Twenty eight years ago, I was interviewed in a rodeo in Redding, California, together with an Oklahoma cowboy and a bull called’Red Rock.’ That would be the young man’s last interview as he died at his next rodeo in Cheyenne Wyoming on July 30, 1989.
Afterwards, a film was made about his life and rodeo career known as’8 Seconds.” In it, Luke Perry played the young athlete and there was an appearance in it by that bull known as’Red Rock.’
News of the accident in Cheyenne spread quickly. I was lined up in a rodeo in Rock Springs, Wyoming, to ride the”circle 8″ that’s when all of the contestants of a rodeo ride out to the audience prior to the performances begin.
By the time we completed the opening pattern, we heard that Lane was dead. Lane Frost was a friend to many in the rodeo world. In actuality, his memorial service was held in an Oklahoma church which held 1200 and near 3500 showed up to say goodbye. His parents picked his final resting place at the Mt. Olivet Cemetery in Hugo, Oklahoma right next to where his friend Freckles Brown was laid to rest years before.
The movie”8 Seconds” attempted to do justice to his life but it did not touch how deep the friendship between him and Tuff Hedeman was. I was with Tuff shortly after Lane’s death at another rodeo in Fort Madison, Iowa. He showed up, ready to ride and do the media tour. Tuff and I had been auctioned off at a benefit for some charity. We had to dance with somebody who’d bid on us. “How are you here?” I heard a few businessman had flown him Lane’s saddle to his dad after the bullrider’s death. He was barely there and racked with grief, but that is how cowboys roll.
On this fateful day in Cheyenne, after much rain, Lane mounted a bull known as’Takin’ Care of Business.’ The cowboys had their own name for this. They labeled the creature’Bad to the Bone.’ Following the ride, Lane dismounted. That’s when the bull turned around and rammed him.
He died in the stadium although doctors tried unsuccessfully to revive him for hours in the hospital. Tuff was finally permitted to see his recently deceased friend after what”seemed like forever” in the waiting room. Three days later, he served as one of his pallbearers.
Today, there’s a statue of Lane in the Cheyenne stadium where he lost his life doing what he loved to perform. The cemetery where he’s buried has constant traffic. Many in the rodeo world and outside were affected by this young man’s departure and have memorialized him by naming their sons after this bullriding hero.
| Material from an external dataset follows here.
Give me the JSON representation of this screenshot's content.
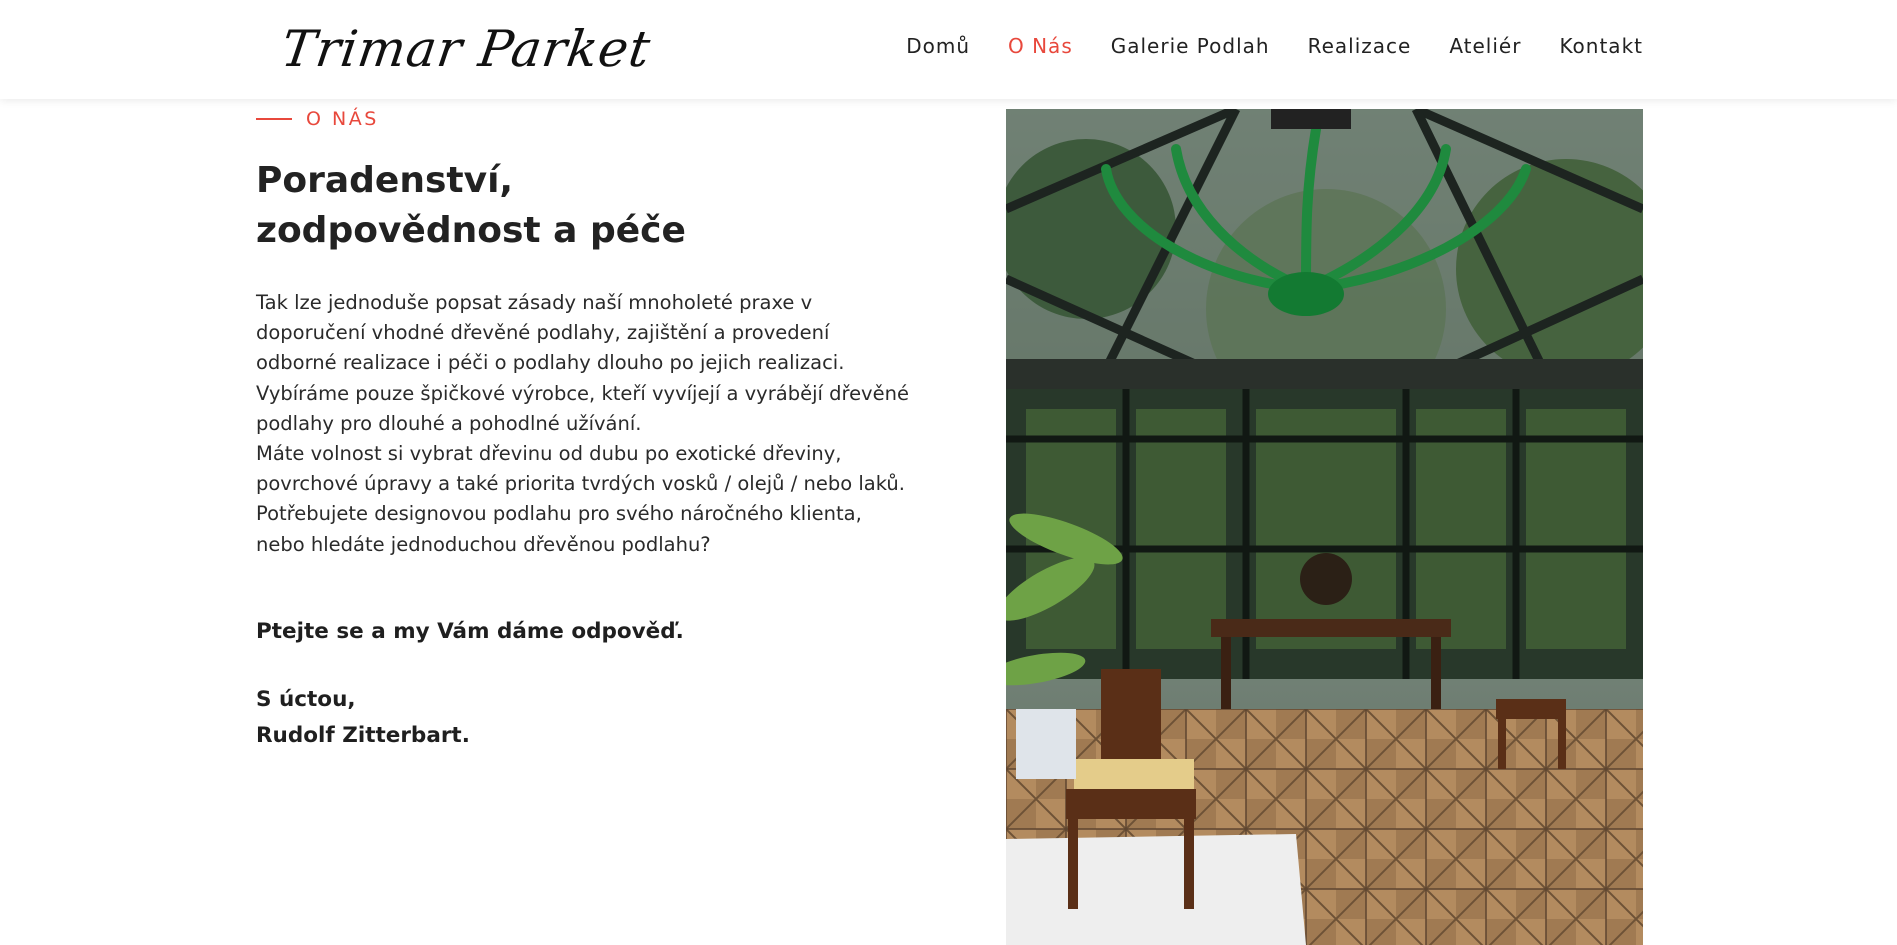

A site posts pictures of this great number of namesake cowkids known as’Lane Frost, Remembrances of 50 years, 25 of them gonebut not forgotten.”
Rest in peace Lane. It was an honor working with you.